REQUIREMENT. Check every line of the data below for the string "JSON", and copy the ones that hold it.

RECORDS FOR THE TASK.

-.-.-

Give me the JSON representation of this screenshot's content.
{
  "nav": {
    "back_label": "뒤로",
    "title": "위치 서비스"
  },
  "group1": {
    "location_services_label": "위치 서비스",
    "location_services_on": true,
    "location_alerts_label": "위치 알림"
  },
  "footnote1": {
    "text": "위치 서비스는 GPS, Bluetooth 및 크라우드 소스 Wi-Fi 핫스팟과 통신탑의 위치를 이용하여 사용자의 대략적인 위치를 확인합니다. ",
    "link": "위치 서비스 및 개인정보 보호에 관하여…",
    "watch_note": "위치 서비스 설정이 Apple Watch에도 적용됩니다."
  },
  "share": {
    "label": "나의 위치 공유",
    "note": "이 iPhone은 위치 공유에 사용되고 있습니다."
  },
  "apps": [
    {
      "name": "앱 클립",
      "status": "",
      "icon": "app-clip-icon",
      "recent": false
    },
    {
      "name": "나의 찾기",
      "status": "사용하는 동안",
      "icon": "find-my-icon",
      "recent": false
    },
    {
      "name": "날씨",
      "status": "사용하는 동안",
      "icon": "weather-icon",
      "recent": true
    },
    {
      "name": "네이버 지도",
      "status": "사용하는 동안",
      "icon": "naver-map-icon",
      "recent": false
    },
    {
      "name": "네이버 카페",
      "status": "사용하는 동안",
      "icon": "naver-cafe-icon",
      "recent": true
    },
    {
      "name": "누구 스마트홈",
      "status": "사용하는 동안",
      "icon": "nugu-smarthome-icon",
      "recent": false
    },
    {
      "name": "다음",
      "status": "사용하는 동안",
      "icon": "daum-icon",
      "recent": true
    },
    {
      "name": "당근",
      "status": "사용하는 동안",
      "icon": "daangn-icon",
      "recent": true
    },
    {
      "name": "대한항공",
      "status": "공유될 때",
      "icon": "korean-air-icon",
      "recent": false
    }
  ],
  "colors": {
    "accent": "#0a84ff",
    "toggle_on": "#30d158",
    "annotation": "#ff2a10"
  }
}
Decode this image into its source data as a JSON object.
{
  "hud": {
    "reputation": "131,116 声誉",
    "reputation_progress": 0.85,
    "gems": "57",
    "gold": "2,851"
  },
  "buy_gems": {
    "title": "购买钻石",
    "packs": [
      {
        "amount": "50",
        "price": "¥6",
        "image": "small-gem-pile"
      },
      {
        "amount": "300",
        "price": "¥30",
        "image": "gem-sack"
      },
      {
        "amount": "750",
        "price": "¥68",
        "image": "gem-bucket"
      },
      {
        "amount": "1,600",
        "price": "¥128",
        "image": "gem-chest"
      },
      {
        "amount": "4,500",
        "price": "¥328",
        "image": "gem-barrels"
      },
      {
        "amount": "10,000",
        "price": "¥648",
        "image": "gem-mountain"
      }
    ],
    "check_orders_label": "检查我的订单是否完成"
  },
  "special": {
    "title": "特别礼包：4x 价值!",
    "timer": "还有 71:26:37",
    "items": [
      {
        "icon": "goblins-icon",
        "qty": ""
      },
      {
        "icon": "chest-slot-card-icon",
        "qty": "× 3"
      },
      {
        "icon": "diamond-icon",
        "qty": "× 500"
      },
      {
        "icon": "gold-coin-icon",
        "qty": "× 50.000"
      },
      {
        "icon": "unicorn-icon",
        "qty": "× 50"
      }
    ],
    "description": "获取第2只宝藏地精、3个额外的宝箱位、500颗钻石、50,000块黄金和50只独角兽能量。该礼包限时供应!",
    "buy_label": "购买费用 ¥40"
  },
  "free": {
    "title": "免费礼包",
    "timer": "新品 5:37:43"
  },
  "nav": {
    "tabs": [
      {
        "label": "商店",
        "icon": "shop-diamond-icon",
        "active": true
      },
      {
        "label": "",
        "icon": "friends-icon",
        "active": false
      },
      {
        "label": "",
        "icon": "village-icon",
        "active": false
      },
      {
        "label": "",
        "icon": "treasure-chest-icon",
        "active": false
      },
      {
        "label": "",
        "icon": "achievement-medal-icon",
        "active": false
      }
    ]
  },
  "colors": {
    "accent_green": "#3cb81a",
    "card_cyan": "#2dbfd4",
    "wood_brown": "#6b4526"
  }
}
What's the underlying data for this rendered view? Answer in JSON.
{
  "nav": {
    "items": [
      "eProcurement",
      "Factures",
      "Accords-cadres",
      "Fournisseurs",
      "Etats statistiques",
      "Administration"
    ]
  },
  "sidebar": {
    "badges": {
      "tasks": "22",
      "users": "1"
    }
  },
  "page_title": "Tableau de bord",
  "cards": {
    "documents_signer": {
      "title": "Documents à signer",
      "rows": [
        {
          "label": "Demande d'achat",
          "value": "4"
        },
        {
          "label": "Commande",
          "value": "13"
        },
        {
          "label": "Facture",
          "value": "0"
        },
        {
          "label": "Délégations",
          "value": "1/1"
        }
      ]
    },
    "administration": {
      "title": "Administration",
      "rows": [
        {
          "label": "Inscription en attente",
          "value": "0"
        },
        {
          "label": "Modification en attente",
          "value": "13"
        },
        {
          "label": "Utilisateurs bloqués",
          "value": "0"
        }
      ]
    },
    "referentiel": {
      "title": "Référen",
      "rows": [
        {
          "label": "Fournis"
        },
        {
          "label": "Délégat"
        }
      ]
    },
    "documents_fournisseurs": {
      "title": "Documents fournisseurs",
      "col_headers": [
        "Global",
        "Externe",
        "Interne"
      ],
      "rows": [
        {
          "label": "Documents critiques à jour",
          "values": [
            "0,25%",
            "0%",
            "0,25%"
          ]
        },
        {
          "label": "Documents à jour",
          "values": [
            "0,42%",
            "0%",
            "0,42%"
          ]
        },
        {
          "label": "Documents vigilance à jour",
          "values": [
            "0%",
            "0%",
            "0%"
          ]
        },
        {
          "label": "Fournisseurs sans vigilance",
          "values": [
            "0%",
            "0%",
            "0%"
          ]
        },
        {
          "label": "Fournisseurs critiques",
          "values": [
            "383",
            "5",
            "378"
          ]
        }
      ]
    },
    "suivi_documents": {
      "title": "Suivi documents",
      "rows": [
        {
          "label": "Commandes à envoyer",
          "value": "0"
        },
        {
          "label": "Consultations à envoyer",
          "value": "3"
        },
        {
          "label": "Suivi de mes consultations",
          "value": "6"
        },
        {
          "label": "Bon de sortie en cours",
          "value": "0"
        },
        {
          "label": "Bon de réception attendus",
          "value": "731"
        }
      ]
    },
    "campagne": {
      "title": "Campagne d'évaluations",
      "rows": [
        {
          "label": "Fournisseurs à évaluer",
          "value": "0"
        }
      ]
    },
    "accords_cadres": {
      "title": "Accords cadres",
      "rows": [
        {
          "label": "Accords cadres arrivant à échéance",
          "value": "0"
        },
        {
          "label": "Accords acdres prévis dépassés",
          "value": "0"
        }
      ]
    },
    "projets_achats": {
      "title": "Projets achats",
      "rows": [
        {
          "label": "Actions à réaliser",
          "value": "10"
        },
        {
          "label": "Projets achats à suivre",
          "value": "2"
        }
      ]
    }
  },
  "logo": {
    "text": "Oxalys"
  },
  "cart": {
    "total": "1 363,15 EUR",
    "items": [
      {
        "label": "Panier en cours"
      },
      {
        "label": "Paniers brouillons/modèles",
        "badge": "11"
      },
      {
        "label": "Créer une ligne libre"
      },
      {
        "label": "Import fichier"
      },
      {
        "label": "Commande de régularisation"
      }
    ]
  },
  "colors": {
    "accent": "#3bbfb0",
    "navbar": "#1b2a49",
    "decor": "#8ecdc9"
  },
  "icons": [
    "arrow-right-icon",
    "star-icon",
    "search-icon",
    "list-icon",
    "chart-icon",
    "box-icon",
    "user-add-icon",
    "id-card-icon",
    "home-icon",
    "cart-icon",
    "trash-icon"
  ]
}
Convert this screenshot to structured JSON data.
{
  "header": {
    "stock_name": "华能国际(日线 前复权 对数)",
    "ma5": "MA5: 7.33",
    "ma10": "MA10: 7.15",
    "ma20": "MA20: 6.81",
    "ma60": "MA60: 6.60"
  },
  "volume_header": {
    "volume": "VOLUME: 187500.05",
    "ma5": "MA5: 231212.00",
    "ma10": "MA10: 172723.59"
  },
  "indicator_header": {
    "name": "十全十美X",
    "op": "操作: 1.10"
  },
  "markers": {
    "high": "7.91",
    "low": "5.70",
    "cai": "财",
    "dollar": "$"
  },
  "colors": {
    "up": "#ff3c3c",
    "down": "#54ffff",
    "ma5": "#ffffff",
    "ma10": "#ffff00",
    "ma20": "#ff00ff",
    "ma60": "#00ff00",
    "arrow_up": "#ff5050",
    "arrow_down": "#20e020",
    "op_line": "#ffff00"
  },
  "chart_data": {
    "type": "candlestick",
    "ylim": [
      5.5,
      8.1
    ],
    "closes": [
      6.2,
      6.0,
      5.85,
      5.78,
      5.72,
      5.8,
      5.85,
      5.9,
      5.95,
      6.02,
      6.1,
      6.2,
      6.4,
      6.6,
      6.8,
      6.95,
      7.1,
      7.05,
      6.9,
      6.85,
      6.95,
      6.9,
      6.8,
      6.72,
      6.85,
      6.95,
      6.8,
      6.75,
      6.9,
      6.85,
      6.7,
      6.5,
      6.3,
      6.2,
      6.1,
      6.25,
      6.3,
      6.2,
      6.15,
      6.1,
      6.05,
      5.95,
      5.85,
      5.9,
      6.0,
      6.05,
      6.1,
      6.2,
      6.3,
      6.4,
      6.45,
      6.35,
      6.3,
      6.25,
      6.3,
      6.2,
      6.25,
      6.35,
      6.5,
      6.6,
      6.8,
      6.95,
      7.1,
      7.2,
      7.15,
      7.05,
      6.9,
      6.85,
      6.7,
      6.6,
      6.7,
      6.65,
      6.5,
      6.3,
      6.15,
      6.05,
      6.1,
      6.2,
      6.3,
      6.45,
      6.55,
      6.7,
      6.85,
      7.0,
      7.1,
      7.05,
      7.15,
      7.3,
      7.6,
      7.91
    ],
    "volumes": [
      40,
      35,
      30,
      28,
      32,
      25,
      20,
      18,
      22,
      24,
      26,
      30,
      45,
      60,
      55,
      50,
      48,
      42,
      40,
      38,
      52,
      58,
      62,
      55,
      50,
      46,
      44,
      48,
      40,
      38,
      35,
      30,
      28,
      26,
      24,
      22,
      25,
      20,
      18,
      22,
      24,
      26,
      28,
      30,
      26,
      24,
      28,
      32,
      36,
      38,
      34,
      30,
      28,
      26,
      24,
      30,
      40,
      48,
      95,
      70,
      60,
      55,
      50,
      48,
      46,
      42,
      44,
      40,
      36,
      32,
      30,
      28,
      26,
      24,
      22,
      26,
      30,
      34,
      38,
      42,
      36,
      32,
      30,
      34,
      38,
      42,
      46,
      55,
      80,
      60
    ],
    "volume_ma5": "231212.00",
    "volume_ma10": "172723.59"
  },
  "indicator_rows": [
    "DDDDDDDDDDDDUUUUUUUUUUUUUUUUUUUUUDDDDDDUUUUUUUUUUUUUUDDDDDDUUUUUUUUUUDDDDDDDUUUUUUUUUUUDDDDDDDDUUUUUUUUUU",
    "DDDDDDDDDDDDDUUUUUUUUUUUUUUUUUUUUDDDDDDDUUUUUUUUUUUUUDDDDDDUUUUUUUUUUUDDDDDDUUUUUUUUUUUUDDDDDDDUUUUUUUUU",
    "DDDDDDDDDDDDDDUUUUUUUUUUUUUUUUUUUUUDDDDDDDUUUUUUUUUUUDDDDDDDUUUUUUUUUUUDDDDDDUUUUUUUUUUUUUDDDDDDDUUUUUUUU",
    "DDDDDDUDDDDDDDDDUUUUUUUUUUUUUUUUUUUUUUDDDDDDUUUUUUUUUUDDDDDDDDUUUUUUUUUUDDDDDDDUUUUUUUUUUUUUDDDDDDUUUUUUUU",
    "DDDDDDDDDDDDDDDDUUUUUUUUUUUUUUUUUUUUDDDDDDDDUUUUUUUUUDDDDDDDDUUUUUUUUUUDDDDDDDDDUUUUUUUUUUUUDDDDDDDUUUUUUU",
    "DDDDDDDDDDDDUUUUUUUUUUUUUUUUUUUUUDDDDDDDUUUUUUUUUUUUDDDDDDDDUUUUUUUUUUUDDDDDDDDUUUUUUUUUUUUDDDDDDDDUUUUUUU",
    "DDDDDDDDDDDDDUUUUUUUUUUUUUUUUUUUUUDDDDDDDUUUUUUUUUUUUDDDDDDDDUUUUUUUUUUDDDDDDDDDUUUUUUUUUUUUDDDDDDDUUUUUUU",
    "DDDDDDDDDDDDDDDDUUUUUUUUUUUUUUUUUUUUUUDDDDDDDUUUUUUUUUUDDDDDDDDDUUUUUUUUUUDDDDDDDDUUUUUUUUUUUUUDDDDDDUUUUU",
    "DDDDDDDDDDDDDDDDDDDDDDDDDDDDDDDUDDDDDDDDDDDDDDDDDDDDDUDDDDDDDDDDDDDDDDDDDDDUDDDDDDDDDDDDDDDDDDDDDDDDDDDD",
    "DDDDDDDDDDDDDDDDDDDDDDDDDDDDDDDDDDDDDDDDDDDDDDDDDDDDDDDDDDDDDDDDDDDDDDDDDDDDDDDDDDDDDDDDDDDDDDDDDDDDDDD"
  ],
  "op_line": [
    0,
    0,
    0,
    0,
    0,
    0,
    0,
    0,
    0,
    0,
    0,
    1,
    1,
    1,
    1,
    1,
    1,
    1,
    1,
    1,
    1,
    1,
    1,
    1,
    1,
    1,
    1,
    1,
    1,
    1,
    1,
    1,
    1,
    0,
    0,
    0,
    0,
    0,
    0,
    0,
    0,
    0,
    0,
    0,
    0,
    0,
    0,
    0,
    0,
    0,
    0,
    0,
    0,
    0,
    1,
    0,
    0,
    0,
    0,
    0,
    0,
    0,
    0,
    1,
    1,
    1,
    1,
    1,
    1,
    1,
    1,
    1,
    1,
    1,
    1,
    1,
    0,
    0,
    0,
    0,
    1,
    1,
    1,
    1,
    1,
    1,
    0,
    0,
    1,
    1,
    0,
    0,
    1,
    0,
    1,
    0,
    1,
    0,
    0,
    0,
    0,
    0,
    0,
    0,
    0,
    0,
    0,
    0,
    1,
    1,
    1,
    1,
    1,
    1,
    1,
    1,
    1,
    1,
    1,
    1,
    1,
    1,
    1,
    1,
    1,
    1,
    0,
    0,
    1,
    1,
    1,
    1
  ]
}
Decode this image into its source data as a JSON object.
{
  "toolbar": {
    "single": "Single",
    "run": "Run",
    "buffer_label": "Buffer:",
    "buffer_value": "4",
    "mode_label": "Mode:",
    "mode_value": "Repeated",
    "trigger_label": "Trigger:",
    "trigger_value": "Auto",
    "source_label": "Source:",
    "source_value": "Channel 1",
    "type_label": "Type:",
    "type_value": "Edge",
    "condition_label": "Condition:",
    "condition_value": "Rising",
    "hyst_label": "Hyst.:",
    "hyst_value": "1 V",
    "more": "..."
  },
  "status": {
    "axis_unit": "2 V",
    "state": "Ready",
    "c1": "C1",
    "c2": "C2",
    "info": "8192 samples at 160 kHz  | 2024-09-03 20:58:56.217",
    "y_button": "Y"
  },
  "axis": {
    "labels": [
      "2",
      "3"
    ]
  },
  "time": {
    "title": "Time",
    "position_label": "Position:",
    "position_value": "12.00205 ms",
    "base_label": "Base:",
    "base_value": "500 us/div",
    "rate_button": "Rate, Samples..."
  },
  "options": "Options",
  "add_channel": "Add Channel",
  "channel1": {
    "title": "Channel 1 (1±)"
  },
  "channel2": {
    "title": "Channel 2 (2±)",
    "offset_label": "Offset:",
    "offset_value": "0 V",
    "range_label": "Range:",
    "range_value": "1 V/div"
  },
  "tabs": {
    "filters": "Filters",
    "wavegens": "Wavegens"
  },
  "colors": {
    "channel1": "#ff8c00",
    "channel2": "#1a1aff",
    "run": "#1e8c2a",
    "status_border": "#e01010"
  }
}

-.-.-

RESPONSE BOX.
Give me the JSON representation of this screenshot's content.
Decode this image into its source data as a JSON object.
What's the underlying data for this rendered view? Answer in JSON.
Convert this screenshot to structured JSON data.
Decode this image into its source data as a JSON object.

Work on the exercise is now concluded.